If you are planning to go to Singapore anytime in the future, here are a few things you should know. Now that we are in a time of a pandemic, knowing travel requirements and restrictions are more important than ever.
Who can go to Singapore as a tourist?
At the time of writing, Singapore has opened its borders to travellers from New Zealand, Australia (excluding New South Wales), Brunei Darussalam, and Mainland China for short-term and recreational visits. Even tourists from Hong Kong SAR are allowed to travel under certain conditions in the future as talks of an “air travel bubble” between the two are still up in the air.
Who else can go to the country?
Singaporean nationals from anywhere in the world are allowed to return to Singapore. However, depending on where they will be coming from, returning nationals will need to undergo quarantine at a designated facility or self-isolation at home.
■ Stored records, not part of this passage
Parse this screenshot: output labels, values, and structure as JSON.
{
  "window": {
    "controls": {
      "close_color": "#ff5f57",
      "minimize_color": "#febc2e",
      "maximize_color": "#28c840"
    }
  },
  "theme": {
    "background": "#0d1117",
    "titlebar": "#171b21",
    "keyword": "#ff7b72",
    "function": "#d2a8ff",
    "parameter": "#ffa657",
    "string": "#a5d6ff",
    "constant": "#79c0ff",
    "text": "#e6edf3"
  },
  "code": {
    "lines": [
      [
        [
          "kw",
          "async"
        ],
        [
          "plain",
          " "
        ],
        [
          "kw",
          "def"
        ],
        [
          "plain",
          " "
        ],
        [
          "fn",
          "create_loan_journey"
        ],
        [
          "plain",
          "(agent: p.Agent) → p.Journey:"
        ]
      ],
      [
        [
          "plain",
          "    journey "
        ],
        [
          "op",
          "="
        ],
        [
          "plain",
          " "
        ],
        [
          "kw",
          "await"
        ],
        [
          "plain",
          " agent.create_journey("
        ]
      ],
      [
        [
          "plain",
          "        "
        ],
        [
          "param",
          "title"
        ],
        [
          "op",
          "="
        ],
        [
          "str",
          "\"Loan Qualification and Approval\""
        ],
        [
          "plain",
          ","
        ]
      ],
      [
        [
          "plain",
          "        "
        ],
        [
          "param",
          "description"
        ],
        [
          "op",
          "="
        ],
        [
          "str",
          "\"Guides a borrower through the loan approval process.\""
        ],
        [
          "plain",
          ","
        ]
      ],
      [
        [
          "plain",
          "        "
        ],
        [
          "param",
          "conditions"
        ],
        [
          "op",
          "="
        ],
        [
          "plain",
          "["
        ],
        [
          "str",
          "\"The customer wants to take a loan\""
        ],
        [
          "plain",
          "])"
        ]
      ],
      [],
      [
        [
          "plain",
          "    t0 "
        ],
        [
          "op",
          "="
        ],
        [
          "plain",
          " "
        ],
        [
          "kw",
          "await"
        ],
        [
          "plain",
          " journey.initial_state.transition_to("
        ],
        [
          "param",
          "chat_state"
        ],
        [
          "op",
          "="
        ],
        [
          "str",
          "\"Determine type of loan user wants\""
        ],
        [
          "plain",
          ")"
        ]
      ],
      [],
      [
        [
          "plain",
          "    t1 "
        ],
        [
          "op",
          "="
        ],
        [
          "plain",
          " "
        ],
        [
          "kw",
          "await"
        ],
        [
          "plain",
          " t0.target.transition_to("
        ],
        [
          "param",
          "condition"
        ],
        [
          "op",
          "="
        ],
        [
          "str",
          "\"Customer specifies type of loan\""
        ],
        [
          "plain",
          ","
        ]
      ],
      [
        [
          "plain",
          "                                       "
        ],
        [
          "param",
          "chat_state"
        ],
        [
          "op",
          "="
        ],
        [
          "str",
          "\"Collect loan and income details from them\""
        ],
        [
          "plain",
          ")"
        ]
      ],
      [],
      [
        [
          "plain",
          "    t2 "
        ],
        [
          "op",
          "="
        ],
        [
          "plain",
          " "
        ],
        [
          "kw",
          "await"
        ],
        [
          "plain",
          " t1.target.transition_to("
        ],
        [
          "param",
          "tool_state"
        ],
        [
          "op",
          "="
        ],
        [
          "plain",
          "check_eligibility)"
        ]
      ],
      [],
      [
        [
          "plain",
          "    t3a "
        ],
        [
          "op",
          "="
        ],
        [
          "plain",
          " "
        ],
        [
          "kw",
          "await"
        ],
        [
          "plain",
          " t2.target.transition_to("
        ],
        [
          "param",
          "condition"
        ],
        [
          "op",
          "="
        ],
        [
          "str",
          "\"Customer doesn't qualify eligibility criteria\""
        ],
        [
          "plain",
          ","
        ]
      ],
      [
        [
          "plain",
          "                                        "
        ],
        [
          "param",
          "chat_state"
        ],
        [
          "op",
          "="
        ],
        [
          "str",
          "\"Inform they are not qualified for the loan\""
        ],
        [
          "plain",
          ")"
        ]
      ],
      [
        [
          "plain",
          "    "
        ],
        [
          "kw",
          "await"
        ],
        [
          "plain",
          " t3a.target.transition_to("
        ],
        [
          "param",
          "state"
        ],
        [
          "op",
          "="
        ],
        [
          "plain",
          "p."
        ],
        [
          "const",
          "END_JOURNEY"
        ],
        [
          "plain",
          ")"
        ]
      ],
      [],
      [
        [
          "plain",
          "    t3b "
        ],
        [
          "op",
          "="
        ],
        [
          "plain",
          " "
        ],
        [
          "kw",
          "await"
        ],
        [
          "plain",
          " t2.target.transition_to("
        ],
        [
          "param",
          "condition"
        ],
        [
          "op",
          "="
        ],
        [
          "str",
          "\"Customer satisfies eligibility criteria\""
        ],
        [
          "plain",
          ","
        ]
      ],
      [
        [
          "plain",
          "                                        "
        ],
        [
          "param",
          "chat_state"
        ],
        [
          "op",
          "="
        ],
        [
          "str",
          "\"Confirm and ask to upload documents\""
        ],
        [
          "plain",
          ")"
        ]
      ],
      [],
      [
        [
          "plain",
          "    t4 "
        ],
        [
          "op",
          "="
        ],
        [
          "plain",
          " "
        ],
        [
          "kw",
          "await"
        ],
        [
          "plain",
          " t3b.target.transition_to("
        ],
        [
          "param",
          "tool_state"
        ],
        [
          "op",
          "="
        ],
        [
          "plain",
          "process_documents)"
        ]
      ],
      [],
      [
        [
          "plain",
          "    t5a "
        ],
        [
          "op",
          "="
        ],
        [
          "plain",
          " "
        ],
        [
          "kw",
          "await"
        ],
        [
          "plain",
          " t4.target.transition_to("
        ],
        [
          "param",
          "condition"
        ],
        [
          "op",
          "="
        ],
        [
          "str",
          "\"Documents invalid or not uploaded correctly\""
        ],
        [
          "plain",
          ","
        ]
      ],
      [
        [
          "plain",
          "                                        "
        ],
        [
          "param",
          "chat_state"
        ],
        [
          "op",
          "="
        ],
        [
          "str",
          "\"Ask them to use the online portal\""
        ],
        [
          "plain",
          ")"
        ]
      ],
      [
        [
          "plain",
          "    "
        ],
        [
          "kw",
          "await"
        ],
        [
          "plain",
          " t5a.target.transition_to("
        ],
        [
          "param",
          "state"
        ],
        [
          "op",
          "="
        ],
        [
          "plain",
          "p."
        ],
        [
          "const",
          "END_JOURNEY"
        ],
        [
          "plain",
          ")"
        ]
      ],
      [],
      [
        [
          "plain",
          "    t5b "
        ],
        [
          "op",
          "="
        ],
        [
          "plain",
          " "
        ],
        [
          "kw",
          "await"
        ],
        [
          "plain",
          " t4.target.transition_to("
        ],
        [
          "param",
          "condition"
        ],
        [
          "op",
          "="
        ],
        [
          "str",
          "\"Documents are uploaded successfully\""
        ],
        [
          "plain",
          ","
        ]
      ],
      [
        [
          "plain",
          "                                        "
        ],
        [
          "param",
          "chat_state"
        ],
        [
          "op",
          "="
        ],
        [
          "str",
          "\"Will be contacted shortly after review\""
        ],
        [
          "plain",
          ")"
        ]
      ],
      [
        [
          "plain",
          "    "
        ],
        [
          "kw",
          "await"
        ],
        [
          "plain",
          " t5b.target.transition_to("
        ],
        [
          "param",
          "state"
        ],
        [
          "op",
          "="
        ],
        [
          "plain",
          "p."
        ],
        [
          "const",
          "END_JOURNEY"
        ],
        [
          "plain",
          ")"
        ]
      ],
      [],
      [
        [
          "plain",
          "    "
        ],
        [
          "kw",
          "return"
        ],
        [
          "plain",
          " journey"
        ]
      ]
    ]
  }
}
Foreign nationals that have a long-term pass issued by the Immigration & Checkpoints Authority (ICA) are also allowed access into the country under certain conditions.
Are there restrictions on business-related travel?
As far as business trips are concerned, nationals from certain countries are allowed into the city-state if they fulfill a specific set of requirements. People from Brunei Darussalam, Japan, South Korea, Malaysia, and some parts of Mainland China can enter Singapore to do their business. Again, as in the other previous points, certain conditions need to be met.
What are the travel requirements for tourists?
As stated earlier, travellers from New Zealand, Australia (excluding New South Wales), Brunei Darussalam, and Mainland China are allowed into Singapore for recreational travel. Anyone from any of these countries must secure an Air Travel Pass at least 7 days before the date of travel and should not exceed 30 days prior to the travel date. Travellers should have also stayed for a period of 14 consecutive days in one of those countries and present their Air Travel Pass before boarding any Singapore-bound flights.
Upon arrival at the airport, travellers must undergo COVID-19 testing at their own expense and keep themselves isolated in non-residential accommodations (like an airport hotel or something similar) until the results come out.
From December 23, 2020, foreign nationals that have a travel history to the UK within 14 days of their trip to Singapore are not allowed to enter the small country.
Travellers must also install a contact tracing app, Trace Together, on their smartphones and register their information before boarding the plane bound for Singapore and keep it throughout the duration of their stay.
It is important to note that an Air Travel Pass is no substitute for a visa so if your passport requires a visa to enter Singapore, you must also secure a visa.
What are some of the things you can do in Singapore at this time?
Even amid the pandemic, most of Singapore has continued to be operational. Thanks to the way they handled the situation, a lot of things can be done freely in Singapore. Here are a few of their top tourist attractions:
Once you land in Singapore, you will not even need to get out of the Jewel Changi Airport as the airport itself is already quite an experience.
Who has not heard of Marina Bay Sands? It is, by far, one of the most renowned sightseeing spots in Singapore with its lush parks and architectural wonders.
If you want to go see some of Singapore’s most iconic tourist attractions and locations, a trip to Downtown Core should be at the top of your to-do list.
Experience Singaporean culture and cuisine when you visit Kampong Glam. Let your senses run wild as you go through the district’s colourful buildings.
If you are in the mood for some good old-fashioned fun, then Sentosa, Singapore’s playground, is the perfect spot for you. It is filled with theme parks and other fun tourist attractions that will leave you wanting more.
Thanks to the way Singapore’s leadership handled the pandemic, it remains as one of the top tourist destinations in the world even in the midst of a global health crisis.